▶ Task goal
With the images omitted, return all of the entries exactly as they stand.

▶ Dataset content
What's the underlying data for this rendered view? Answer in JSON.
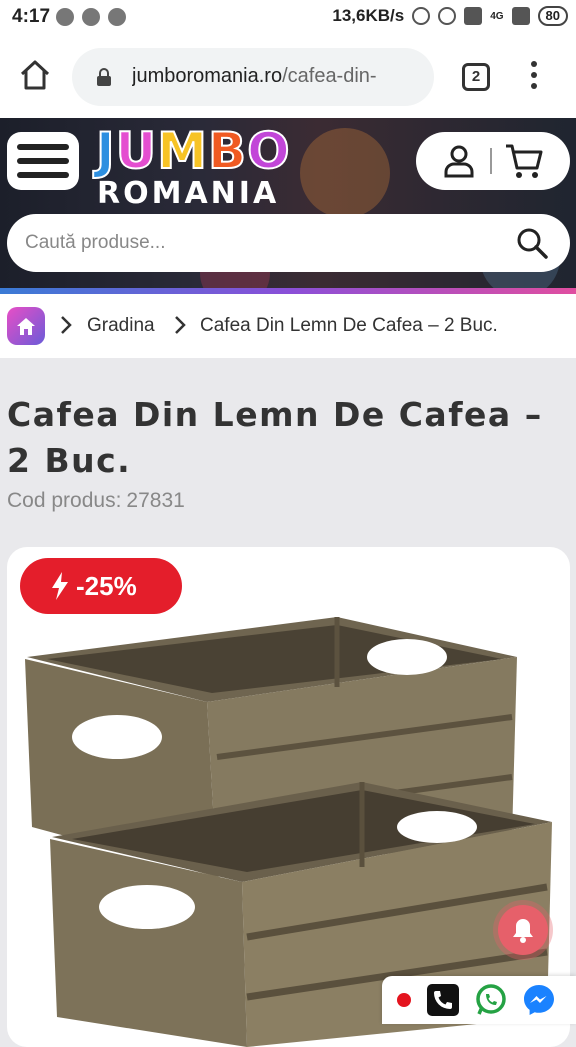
{
  "status_bar": {
    "time": "4:17",
    "network_speed": "13,6KB/s",
    "network_type": "4G",
    "battery": "80"
  },
  "browser": {
    "url_domain": "jumboromania.ro",
    "url_path": "/cafea-din-",
    "tab_count": "2"
  },
  "header": {
    "logo_top": "JUMBO",
    "logo_bottom": "ROMANIA",
    "logo_colors": [
      "#2d8fe0",
      "#e44ed0",
      "#f7c325",
      "#f05a22",
      "#c246d8"
    ],
    "search_placeholder": "Caută produse..."
  },
  "breadcrumb": {
    "items": [
      "Gradina",
      "Cafea Din Lemn De Cafea – 2 Buc."
    ]
  },
  "product": {
    "title": "Cafea Din Lemn De Cafea – 2 Buc.",
    "sku_label": "Cod produs:",
    "sku_value": "27831",
    "discount": "-25%"
  },
  "colors": {
    "discount_badge": "#e41e2b",
    "accent_gradient_start": "#3a7bd5",
    "accent_gradient_end": "#e04ea0"
  },
  "contact_icons": [
    "phone-icon",
    "whatsapp-icon",
    "messenger-icon"
  ]
}
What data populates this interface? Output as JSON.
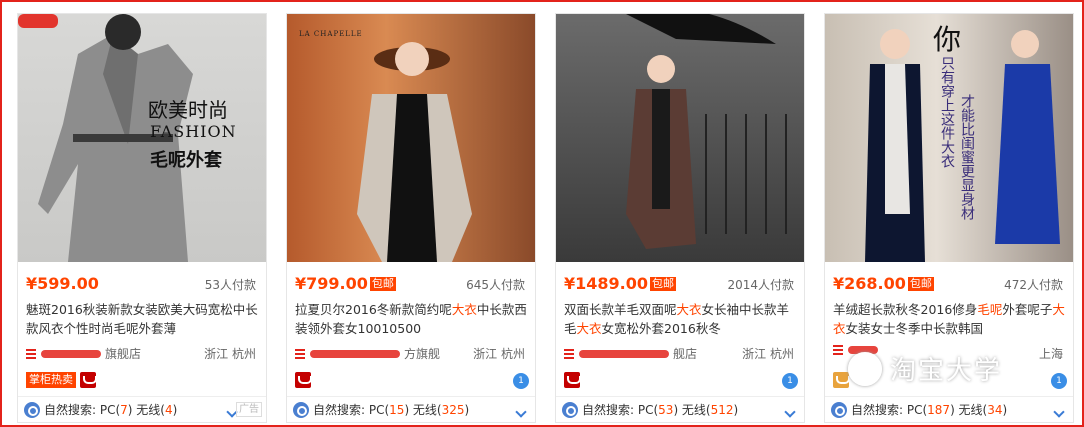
{
  "items": [
    {
      "price": "¥599.00",
      "baoyou": "",
      "paid": "53人付款",
      "title_a": "魅斑2016秋装新款女装欧美大码宽松中长款风衣个性时尚毛呢外套薄",
      "title_hl": "",
      "title_b": "",
      "shop": "旗舰店",
      "location": "浙江 杭州",
      "badge": "掌柜热卖",
      "search_label": "自然搜索: PC(",
      "pc": "7",
      "wx_label": ") 无线(",
      "wx": "4",
      "end": ")",
      "ad": "广告",
      "img_text": [
        "欧美时尚",
        "FASHION",
        "毛呢外套"
      ]
    },
    {
      "price": "¥799.00",
      "baoyou": "包邮",
      "paid": "645人付款",
      "title_a": "拉夏贝尔2016冬新款简约呢",
      "title_hl": "大衣",
      "title_b": "中长款西装领外套女10010500",
      "shop": "方旗舰",
      "location": "浙江 杭州",
      "badge": "",
      "search_label": "自然搜索: PC(",
      "pc": "15",
      "wx_label": ") 无线(",
      "wx": "325",
      "end": ")",
      "ad": "",
      "img_text": [
        "LA CHAPELLE"
      ]
    },
    {
      "price": "¥1489.00",
      "baoyou": "包邮",
      "paid": "2014人付款",
      "title_a": "双面长款羊毛双面呢",
      "title_hl": "大衣",
      "title_b": "女长袖中长款羊毛",
      "title_hl2": "大衣",
      "title_c": "女宽松外套2016秋冬",
      "shop": "舰店",
      "location": "浙江 杭州",
      "badge": "",
      "search_label": "自然搜索: PC(",
      "pc": "53",
      "wx_label": ") 无线(",
      "wx": "512",
      "end": ")",
      "ad": "",
      "img_text": []
    },
    {
      "price": "¥268.00",
      "baoyou": "包邮",
      "paid": "472人付款",
      "title_a": "羊绒超长款秋冬2016修身",
      "title_hl": "毛呢",
      "title_b": "外套呢子",
      "title_hl2": "大衣",
      "title_c": "女装女士冬季中长款韩国",
      "shop": "",
      "location": "上海",
      "badge": "",
      "search_label": "自然搜索: PC(",
      "pc": "187",
      "wx_label": ") 无线(",
      "wx": "34",
      "end": ")",
      "ad": "",
      "img_text": [
        "你",
        "只有穿上这件大衣",
        "才能比闺蜜更显身材"
      ]
    }
  ],
  "watermark": "淘宝大学",
  "colors": {
    "accent": "#ff4400",
    "frame": "#e3231b",
    "link": "#3a7bd5"
  }
}
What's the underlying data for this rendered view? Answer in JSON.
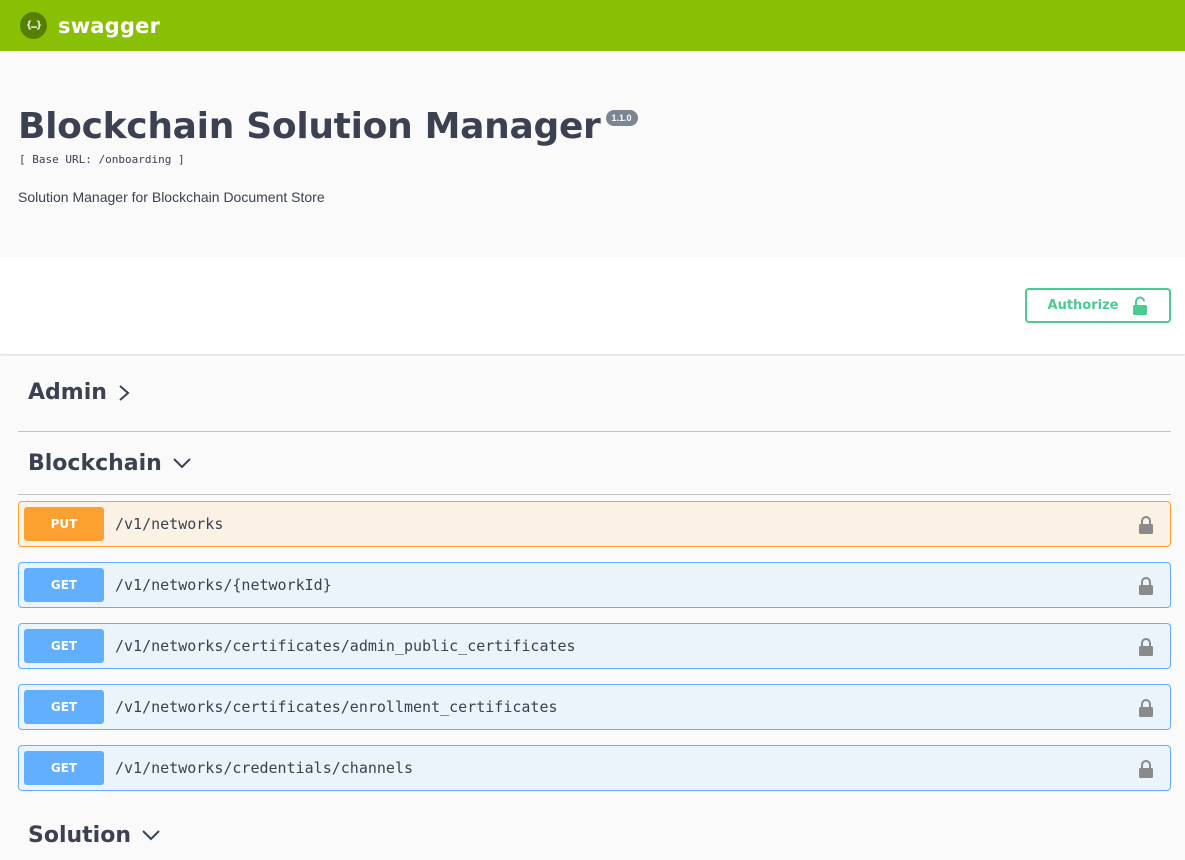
{
  "topbar": {
    "logo_glyph": "{…}",
    "logo_text": "swagger",
    "background": "#89bf04"
  },
  "info": {
    "title": "Blockchain Solution Manager",
    "version": "1.1.0",
    "base_url": "[ Base URL: /onboarding ]",
    "description": "Solution Manager for Blockchain Document Store"
  },
  "auth": {
    "authorize_label": "Authorize",
    "icon": "unlocked-padlock-icon",
    "color": "#49cc90"
  },
  "tags": [
    {
      "name": "Admin",
      "state": "collapsed"
    },
    {
      "name": "Blockchain",
      "state": "expanded",
      "operations": [
        {
          "method": "PUT",
          "path": "/v1/networks"
        },
        {
          "method": "GET",
          "path": "/v1/networks/{networkId}"
        },
        {
          "method": "GET",
          "path": "/v1/networks/certificates/admin_public_certificates"
        },
        {
          "method": "GET",
          "path": "/v1/networks/certificates/enrollment_certificates"
        },
        {
          "method": "GET",
          "path": "/v1/networks/credentials/channels"
        }
      ]
    },
    {
      "name": "Solution",
      "state": "expanded"
    }
  ],
  "colors": {
    "put": "#fca130",
    "get": "#61affe"
  }
}
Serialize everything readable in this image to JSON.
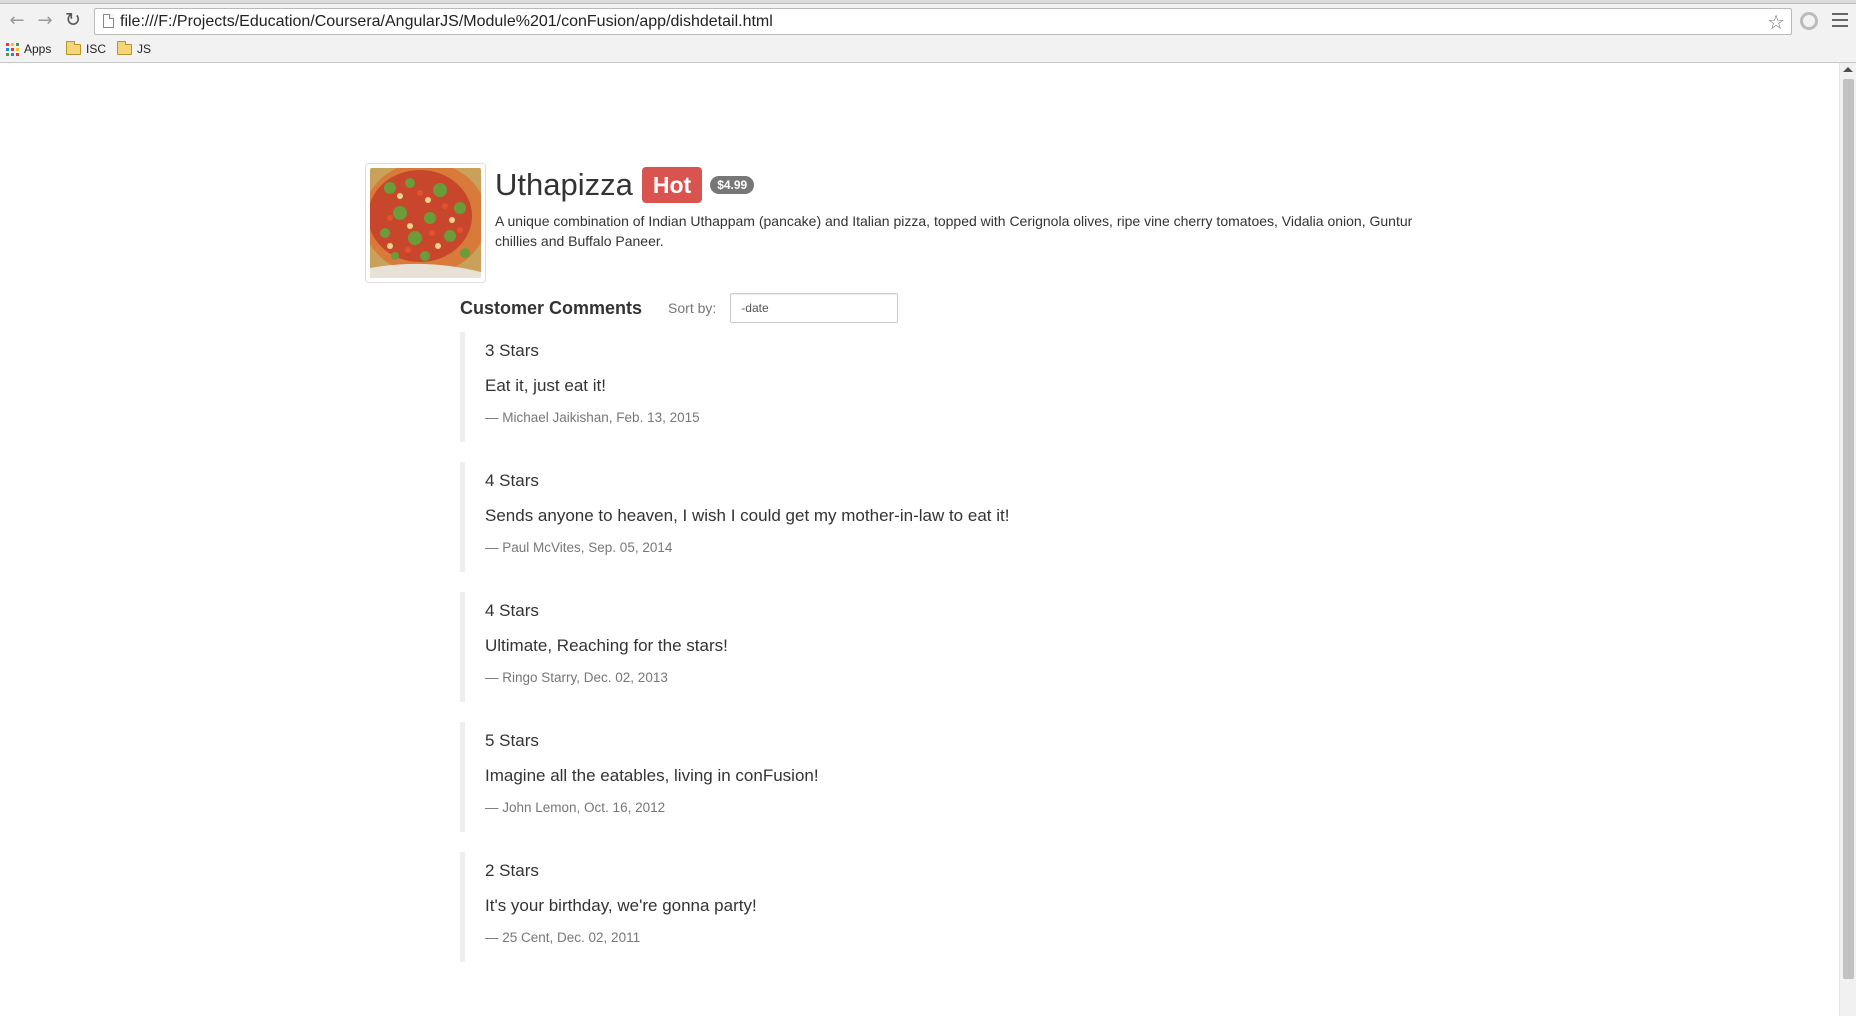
{
  "browser": {
    "url": "file:///F:/Projects/Education/Coursera/AngularJS/Module%201/conFusion/app/dishdetail.html",
    "bookmarks": [
      {
        "label": "Apps",
        "icon": "apps-grid-icon"
      },
      {
        "label": "ISC",
        "icon": "folder-icon"
      },
      {
        "label": "JS",
        "icon": "folder-icon"
      }
    ]
  },
  "dish": {
    "name": "Uthapizza",
    "label": "Hot",
    "price": "$4.99",
    "description": "A unique combination of Indian Uthappam (pancake) and Italian pizza, topped with Cerignola olives, ripe vine cherry tomatoes, Vidalia onion, Guntur chillies and Buffalo Paneer.",
    "image": "pizza-photo"
  },
  "comments_section": {
    "title": "Customer Comments",
    "sort_label": "Sort by:",
    "sort_value": "-date"
  },
  "comments": [
    {
      "rating": "3 Stars",
      "text": "Eat it, just eat it!",
      "footer": "— Michael Jaikishan, Feb. 13, 2015"
    },
    {
      "rating": "4 Stars",
      "text": "Sends anyone to heaven, I wish I could get my mother-in-law to eat it!",
      "footer": "— Paul McVites, Sep. 05, 2014"
    },
    {
      "rating": "4 Stars",
      "text": "Ultimate, Reaching for the stars!",
      "footer": "— Ringo Starry, Dec. 02, 2013"
    },
    {
      "rating": "5 Stars",
      "text": "Imagine all the eatables, living in conFusion!",
      "footer": "— John Lemon, Oct. 16, 2012"
    },
    {
      "rating": "2 Stars",
      "text": "It's your birthday, we're gonna party!",
      "footer": "— 25 Cent, Dec. 02, 2011"
    }
  ],
  "colors": {
    "label_danger": "#d9534f",
    "badge": "#777777",
    "blockquote_border": "#eeeeee"
  }
}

▶ Output below
What's the underlying data for this rendered view? Answer in JSON.
{
  "status_bar": {
    "time": "4:17",
    "network_speed": "13,6KB/s",
    "network_type": "4G",
    "battery": "80"
  },
  "browser": {
    "url_domain": "jumboromania.ro",
    "url_path": "/cafea-din-",
    "tab_count": "2"
  },
  "header": {
    "logo_top": "JUMBO",
    "logo_bottom": "ROMANIA",
    "logo_colors": [
      "#2d8fe0",
      "#e44ed0",
      "#f7c325",
      "#f05a22",
      "#c246d8"
    ],
    "search_placeholder": "Caută produse..."
  },
  "breadcrumb": {
    "items": [
      "Gradina",
      "Cafea Din Lemn De Cafea – 2 Buc."
    ]
  },
  "product": {
    "title": "Cafea Din Lemn De Cafea – 2 Buc.",
    "sku_label": "Cod produs:",
    "sku_value": "27831",
    "discount": "-25%"
  },
  "colors": {
    "discount_badge": "#e41e2b",
    "accent_gradient_start": "#3a7bd5",
    "accent_gradient_end": "#e04ea0"
  },
  "contact_icons": [
    "phone-icon",
    "whatsapp-icon",
    "messenger-icon"
  ]
}
What data populates this interface? Output as JSON.
{
  "items": [
    {
      "price": "¥599.00",
      "baoyou": "",
      "paid": "53人付款",
      "title_a": "魅斑2016秋装新款女装欧美大码宽松中长款风衣个性时尚毛呢外套薄",
      "title_hl": "",
      "title_b": "",
      "shop": "旗舰店",
      "location": "浙江 杭州",
      "badge": "掌柜热卖",
      "search_label": "自然搜索: PC(",
      "pc": "7",
      "wx_label": ") 无线(",
      "wx": "4",
      "end": ")",
      "ad": "广告",
      "img_text": [
        "欧美时尚",
        "FASHION",
        "毛呢外套"
      ]
    },
    {
      "price": "¥799.00",
      "baoyou": "包邮",
      "paid": "645人付款",
      "title_a": "拉夏贝尔2016冬新款简约呢",
      "title_hl": "大衣",
      "title_b": "中长款西装领外套女10010500",
      "shop": "方旗舰",
      "location": "浙江 杭州",
      "badge": "",
      "search_label": "自然搜索: PC(",
      "pc": "15",
      "wx_label": ") 无线(",
      "wx": "325",
      "end": ")",
      "ad": "",
      "img_text": [
        "LA CHAPELLE"
      ]
    },
    {
      "price": "¥1489.00",
      "baoyou": "包邮",
      "paid": "2014人付款",
      "title_a": "双面长款羊毛双面呢",
      "title_hl": "大衣",
      "title_b": "女长袖中长款羊毛",
      "title_hl2": "大衣",
      "title_c": "女宽松外套2016秋冬",
      "shop": "舰店",
      "location": "浙江 杭州",
      "badge": "",
      "search_label": "自然搜索: PC(",
      "pc": "53",
      "wx_label": ") 无线(",
      "wx": "512",
      "end": ")",
      "ad": "",
      "img_text": []
    },
    {
      "price": "¥268.00",
      "baoyou": "包邮",
      "paid": "472人付款",
      "title_a": "羊绒超长款秋冬2016修身",
      "title_hl": "毛呢",
      "title_b": "外套呢子",
      "title_hl2": "大衣",
      "title_c": "女装女士冬季中长款韩国",
      "shop": "",
      "location": "上海",
      "badge": "",
      "search_label": "自然搜索: PC(",
      "pc": "187",
      "wx_label": ") 无线(",
      "wx": "34",
      "end": ")",
      "ad": "",
      "img_text": [
        "你",
        "只有穿上这件大衣",
        "才能比闺蜜更显身材"
      ]
    }
  ],
  "watermark": "淘宝大学",
  "colors": {
    "accent": "#ff4400",
    "frame": "#e3231b",
    "link": "#3a7bd5"
  }
}
What's the underlying data for this rendered view? Answer in JSON.
{
  "topbar": {
    "logo_glyph": "{…}",
    "logo_text": "swagger",
    "background": "#89bf04"
  },
  "info": {
    "title": "Blockchain Solution Manager",
    "version": "1.1.0",
    "base_url": "[ Base URL: /onboarding ]",
    "description": "Solution Manager for Blockchain Document Store"
  },
  "auth": {
    "authorize_label": "Authorize",
    "icon": "unlocked-padlock-icon",
    "color": "#49cc90"
  },
  "tags": [
    {
      "name": "Admin",
      "state": "collapsed"
    },
    {
      "name": "Blockchain",
      "state": "expanded",
      "operations": [
        {
          "method": "PUT",
          "path": "/v1/networks"
        },
        {
          "method": "GET",
          "path": "/v1/networks/{networkId}"
        },
        {
          "method": "GET",
          "path": "/v1/networks/certificates/admin_public_certificates"
        },
        {
          "method": "GET",
          "path": "/v1/networks/certificates/enrollment_certificates"
        },
        {
          "method": "GET",
          "path": "/v1/networks/credentials/channels"
        }
      ]
    },
    {
      "name": "Solution",
      "state": "expanded"
    }
  ],
  "colors": {
    "put": "#fca130",
    "get": "#61affe"
  }
}
Serialize everything readable in this image to JSON.
{
  "browser": {
    "url": "file:///F:/Projects/Education/Coursera/AngularJS/Module%201/conFusion/app/dishdetail.html",
    "bookmarks": [
      {
        "label": "Apps",
        "icon": "apps-grid-icon"
      },
      {
        "label": "ISC",
        "icon": "folder-icon"
      },
      {
        "label": "JS",
        "icon": "folder-icon"
      }
    ]
  },
  "dish": {
    "name": "Uthapizza",
    "label": "Hot",
    "price": "$4.99",
    "description": "A unique combination of Indian Uthappam (pancake) and Italian pizza, topped with Cerignola olives, ripe vine cherry tomatoes, Vidalia onion, Guntur chillies and Buffalo Paneer.",
    "image": "pizza-photo"
  },
  "comments_section": {
    "title": "Customer Comments",
    "sort_label": "Sort by:",
    "sort_value": "-date"
  },
  "comments": [
    {
      "rating": "3 Stars",
      "text": "Eat it, just eat it!",
      "footer": "— Michael Jaikishan, Feb. 13, 2015"
    },
    {
      "rating": "4 Stars",
      "text": "Sends anyone to heaven, I wish I could get my mother-in-law to eat it!",
      "footer": "— Paul McVites, Sep. 05, 2014"
    },
    {
      "rating": "4 Stars",
      "text": "Ultimate, Reaching for the stars!",
      "footer": "— Ringo Starry, Dec. 02, 2013"
    },
    {
      "rating": "5 Stars",
      "text": "Imagine all the eatables, living in conFusion!",
      "footer": "— John Lemon, Oct. 16, 2012"
    },
    {
      "rating": "2 Stars",
      "text": "It's your birthday, we're gonna party!",
      "footer": "— 25 Cent, Dec. 02, 2011"
    }
  ],
  "colors": {
    "label_danger": "#d9534f",
    "badge": "#777777",
    "blockquote_border": "#eeeeee"
  }
}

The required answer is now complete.